Henriette Caillaux shot the editor because he had conducted a campaign of vilification against her husband, Joseph, a wealthy former prime minister affiliated with the center-left Radical Party. Or was her motive more a familiar affair of the heart? She had been one of Joseph Caillaux’s mistresses; it was a second marriage for both. The Figaro editor, a rightist political enemy, had broken an unwritten Parisian rule by publishing a love letter written to a gentleman’s mistress. Joseph Caillaux, a notorious boulevardier, had sent the letter 13 years before the trial to another woman, who later became his first wife, and it had been leaked to Figaro.
Political and social mores, the Napoleonic Code that discriminated against women legally and the venality of the press all came together in the affaire Caillaux.
Her celebrated lawyer, Fernand Labori, had represented Emile Zola and successfully defended Capt. Alfred Dreyfus against false charges of treason in the notorious, anti-Semitic Dreyfus affair. In her clever defense on the witness stand, Henriette Caillaux made two points. She evoked the romantic and idealized notion that women were ruled by their passions; hers was simply a “crime passionnel.” She also used new scientific language that stressed the nervous system and the unconscious mind.
Henriette Caillaux’s testimony shifted back and forth between literary and scientific images. It was intended to make her appear a heroine of uncontrollable emotions to the jury, and a victim of deterministic laws to the experts.

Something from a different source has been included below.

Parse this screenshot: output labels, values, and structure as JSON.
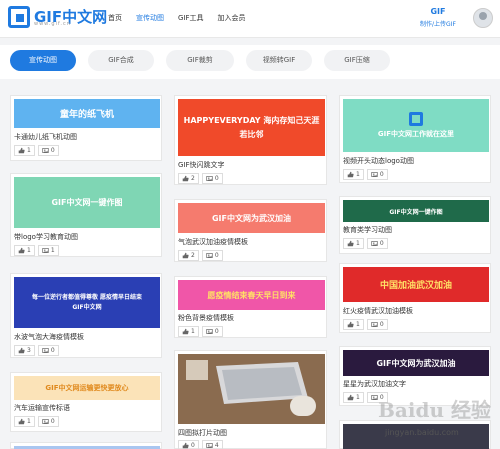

Literature made a woman of ungovernable passions sympathetic, even attractive; criminal psychology placed her beyond the law.
After a seven-day trial in the Cour d’Assises in Paris, Henriette Caillaux walked out free. In less than an hour of deliberations, the all-male jury decided the homicide was committed without premeditation or criminal intent. The jurors accepted her testimony that when she pulled the trigger, she was a temporary victim of (as her lawyer put it) “unbridled female passions.”

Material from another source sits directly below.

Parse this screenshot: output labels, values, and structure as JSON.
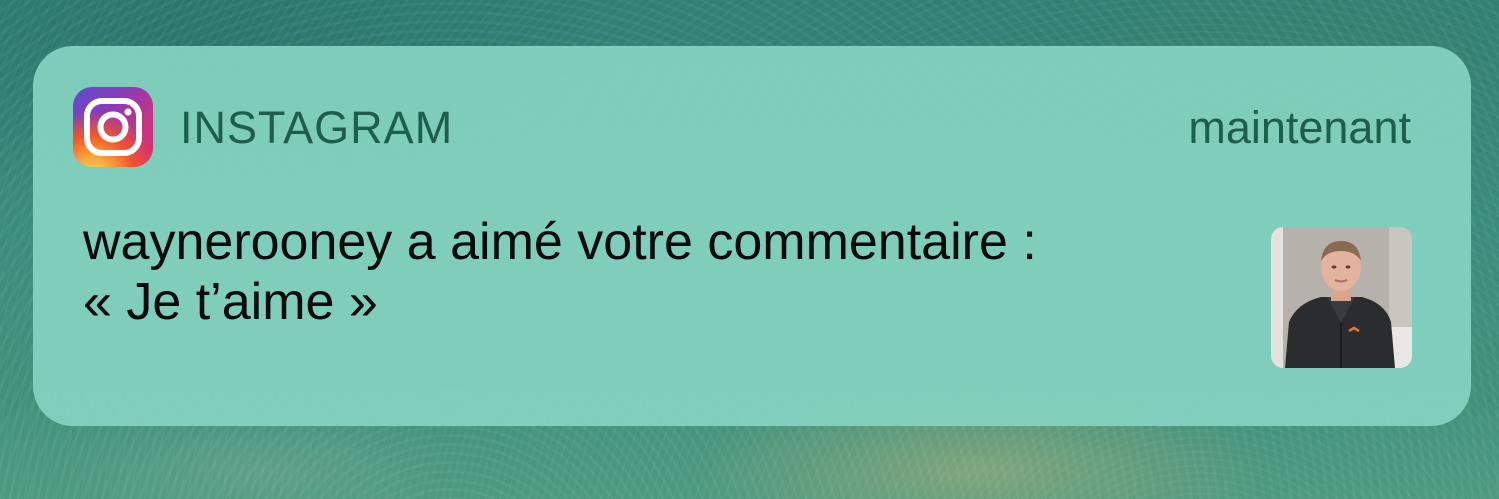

By digging deeply into the transcripts of the case and newspaper files, Mr. Berenson, a professor of history at the University of California at Los Angeles, has unearthed and reconstructed a highly readable story that touches upon many aspects of life during the so-called Belle Epoque in France.
Under one infamous article of the 1804 Napoleonic Code, “The husband owes protection to his wife, the wife obedience to her husband.” The author emphasizes that French attitudes toward women were an important part of the trial and its coverage in the press. Describing the newspaper illustrations, Professor Berenson writes, “Mme. Caillaux stands out starkly as a lone woman speaking to a sea of mustachioed male faces, as a woman subject to their gaze, open to their scrutiny.”
Going beyond the trial itself — and giving his book a modern feminist twist — Professor Berenson notes that during the Belle Epoque men claimed the existence of natural and hierarchical differences between the sexes. After France’s defeat by Prussia in 1870, some commentators attributed a decline in French power to moral decay and to changing relations between the sexes. The author says these commentators attributed France’s weaknesses to the emancipation of women, the legalization of divorce and the emasculation of men.
What distinguishes “The Trial of Mme. Caillaux” is its portrait of society before the guns of August 1914 destroyed the illusions of the Belle Epoque. In an epilogue, Professor Berenson writes that World War I gave women important responsibilities on the home front and greater recognition. Even so, it took a second World War before French women won the right to vote.